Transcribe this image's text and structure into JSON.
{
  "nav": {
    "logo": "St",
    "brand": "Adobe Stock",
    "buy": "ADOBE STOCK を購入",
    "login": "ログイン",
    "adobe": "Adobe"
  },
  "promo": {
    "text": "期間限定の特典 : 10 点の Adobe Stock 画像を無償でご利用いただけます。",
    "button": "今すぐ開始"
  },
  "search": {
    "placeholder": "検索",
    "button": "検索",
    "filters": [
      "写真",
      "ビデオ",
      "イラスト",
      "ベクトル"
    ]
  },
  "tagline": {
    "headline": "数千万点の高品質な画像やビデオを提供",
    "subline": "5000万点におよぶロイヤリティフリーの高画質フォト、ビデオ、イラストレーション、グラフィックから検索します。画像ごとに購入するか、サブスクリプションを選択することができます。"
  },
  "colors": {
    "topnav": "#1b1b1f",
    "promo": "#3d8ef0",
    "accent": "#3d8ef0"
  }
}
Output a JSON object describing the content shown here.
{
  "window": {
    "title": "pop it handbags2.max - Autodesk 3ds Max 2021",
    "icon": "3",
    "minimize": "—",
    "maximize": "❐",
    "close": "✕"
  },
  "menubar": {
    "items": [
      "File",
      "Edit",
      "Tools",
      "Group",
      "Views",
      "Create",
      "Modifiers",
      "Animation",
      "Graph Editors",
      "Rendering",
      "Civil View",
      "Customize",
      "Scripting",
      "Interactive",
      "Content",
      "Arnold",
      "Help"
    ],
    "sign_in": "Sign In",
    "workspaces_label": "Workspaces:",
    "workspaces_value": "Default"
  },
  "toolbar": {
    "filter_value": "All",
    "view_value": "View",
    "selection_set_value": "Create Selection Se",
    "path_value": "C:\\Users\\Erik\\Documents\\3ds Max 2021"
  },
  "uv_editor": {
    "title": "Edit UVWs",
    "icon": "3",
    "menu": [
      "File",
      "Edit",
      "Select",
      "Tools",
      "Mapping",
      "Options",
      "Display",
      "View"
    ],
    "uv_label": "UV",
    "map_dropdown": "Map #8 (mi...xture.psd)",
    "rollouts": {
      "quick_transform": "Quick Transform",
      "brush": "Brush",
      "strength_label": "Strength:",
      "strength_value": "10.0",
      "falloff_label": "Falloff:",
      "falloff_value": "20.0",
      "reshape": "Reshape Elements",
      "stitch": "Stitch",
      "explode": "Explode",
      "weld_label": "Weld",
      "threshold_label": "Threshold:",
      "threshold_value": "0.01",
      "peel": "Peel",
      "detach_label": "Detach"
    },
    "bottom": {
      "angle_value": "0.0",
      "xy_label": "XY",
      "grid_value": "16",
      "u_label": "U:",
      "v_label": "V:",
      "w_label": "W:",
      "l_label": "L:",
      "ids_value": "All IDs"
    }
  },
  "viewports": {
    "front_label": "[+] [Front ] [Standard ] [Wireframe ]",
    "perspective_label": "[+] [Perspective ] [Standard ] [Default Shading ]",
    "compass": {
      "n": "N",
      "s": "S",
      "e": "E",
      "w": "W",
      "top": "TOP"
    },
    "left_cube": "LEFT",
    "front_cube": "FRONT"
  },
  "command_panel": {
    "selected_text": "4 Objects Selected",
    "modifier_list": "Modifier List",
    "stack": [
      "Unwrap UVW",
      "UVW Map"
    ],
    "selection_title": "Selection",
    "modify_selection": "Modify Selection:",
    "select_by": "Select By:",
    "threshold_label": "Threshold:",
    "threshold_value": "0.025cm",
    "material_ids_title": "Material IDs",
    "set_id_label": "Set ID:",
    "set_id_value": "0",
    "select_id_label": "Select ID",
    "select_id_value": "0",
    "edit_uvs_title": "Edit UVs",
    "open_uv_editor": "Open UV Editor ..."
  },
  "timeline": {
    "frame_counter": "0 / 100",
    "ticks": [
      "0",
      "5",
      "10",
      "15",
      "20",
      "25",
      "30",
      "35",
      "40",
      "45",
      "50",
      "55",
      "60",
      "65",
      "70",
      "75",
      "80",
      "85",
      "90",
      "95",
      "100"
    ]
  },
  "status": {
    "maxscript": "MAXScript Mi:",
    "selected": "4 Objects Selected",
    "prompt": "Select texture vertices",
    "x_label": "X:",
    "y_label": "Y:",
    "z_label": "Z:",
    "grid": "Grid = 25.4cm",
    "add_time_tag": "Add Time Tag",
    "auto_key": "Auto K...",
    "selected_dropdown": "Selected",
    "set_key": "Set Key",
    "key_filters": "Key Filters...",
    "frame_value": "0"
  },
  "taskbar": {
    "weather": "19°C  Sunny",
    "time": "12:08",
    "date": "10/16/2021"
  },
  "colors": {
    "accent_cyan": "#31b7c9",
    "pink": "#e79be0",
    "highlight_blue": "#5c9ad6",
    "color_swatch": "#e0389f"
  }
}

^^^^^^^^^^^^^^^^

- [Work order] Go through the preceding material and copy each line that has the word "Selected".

- [Solved problem]
    "selected_text": "4 Objects Selected",
    "selected": "4 Objects Selected",
    "selected_dropdown": "Selected",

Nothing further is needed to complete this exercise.